Given the recent weather events livestock losses are an unfortunate reality for livestock operations. In disaster situations, the first step in the disposal process is to document the deaths (take pictures of the ear tags and animal). The state of Nebraska allows for disposal of dead animals via several methods including composting, burial, rendering, landfill and incineration. Composting, burial or incineration must be performed on-site.
This winter has greatly impacted our livestock producers. We have received reports of livestock losses in February and early March and most recently, losses from blizzards and flooding. We have also been asked by various Farm Service Agency (FSA) directors about considerations for livestock losses where this winter could be considered an extreme and unusual situation.
The Livestock Indemnity Program (LIP), administered by the USDA Farm Service Agency (FSA), provides compensation to eligible livestock producers who have suffered livestock death losses in excess of normal mortality due to adverse weather, including extreme cold, storms and flooding. With the extreme weather conditions we have been experiencing this winter, it is important livestock producers diligently document and report their death losses for possible LIP payments.
The University of Nebraska has conducted several years of cow-calf research examining and comparing the potential for different production systems in Nebraska. Recent research has examined feeding cows and cow-calf pairs in a dry lot during a portion of the year as an alternative to grazing grass pasture.
Colostrum, or first milk produced by the mother after birth, is high in nutrients and antibodies. A newborn calf lacks disease protection because antibodies do not pass across the cow’s placenta to the fetus’ circulatory system. Antibodies in colostrum provide calves with their initial protection.
Calves need about two quarts of colostrum (or at least five percent of the calf’s body weight) within four hours of birth – ideally within 30 minutes – and one gallon within 12 hours.

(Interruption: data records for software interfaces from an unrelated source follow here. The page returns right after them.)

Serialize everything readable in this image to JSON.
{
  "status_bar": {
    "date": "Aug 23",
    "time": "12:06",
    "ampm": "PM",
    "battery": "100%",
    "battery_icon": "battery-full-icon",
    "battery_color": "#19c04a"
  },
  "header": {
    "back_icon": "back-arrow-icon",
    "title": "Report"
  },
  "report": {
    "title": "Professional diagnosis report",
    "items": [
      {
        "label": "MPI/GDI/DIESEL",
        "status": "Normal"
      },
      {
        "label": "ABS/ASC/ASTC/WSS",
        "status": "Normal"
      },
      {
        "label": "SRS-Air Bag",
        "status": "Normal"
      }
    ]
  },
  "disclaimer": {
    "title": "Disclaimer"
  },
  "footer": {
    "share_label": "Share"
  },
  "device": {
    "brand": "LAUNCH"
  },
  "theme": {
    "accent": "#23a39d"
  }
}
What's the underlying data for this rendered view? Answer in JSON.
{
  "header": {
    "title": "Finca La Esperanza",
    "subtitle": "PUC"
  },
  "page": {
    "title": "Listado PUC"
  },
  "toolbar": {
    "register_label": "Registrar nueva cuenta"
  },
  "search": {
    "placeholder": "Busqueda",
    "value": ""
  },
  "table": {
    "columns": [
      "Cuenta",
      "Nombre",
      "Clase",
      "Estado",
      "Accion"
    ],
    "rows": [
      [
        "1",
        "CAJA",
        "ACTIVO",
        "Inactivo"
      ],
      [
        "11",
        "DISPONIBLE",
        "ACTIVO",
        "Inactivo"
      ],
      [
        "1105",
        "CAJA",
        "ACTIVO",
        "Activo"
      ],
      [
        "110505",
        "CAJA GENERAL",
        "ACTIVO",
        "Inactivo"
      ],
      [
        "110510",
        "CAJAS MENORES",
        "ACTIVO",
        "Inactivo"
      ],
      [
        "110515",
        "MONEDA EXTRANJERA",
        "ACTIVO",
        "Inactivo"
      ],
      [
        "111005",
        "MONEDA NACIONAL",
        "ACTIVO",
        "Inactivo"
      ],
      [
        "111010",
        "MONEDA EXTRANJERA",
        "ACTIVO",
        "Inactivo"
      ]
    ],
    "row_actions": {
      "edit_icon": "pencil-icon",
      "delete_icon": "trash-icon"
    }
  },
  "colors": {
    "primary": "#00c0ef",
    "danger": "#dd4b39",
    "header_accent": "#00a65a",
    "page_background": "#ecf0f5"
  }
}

Shelter for livestock during the winter months can influence the success of calving and a livestock operation. Protection from the wind and snow is not always readily available from natural topography or living windbreaks such as tree lines or shrub rows. The presence of wind increases heat loss in livestock during the winter and can penetrate the hair coat allowing cold air to reach the skin, accelerating the loss of heat. Constructing windbreaks increases protection for livestock. Installing a windbreak needs to come with the end goal in mind.
Brittle bone disease, or osteogenesis imperfecta, is a detrimental disorder in livestock. Calves with the condition commonly suffer multiple bone fractures in utero or at delivery, and if able to stand, have lax tendons. Depending on the cause, calves may also have blue coloration in what is otherwise the white of the eye and soft teeth. Osteogenesis imperfecta (OI) occurs in many species where it is more highly studied. In most cases, it is attributed to a new genetic mutation that occurred in the affected individual.
For most producers the spring breeding season is still a ways off, but now is a good time to review estrus synchronization protocols and develop a plan for this year. There are several Extension resources that can be helpful in preparing for the upcoming breeding season.
As spring nears and grass begins to turn green, producers are anxious to get cows out to grass. However, cool season predominate areas tend to have lush spring growth which can lead to grass tetany in cows. While there are treatments for cows caught quick enough, prevention is always the best policy.
In beef production, we tend to overdue genetic selection with the mentality that “more is better” or “bigger is better” in efforts to increase production. In doing so, we tend to select for short-term traits such as growth and milk yield to increase calf weaning weight for the potential of increased profitability.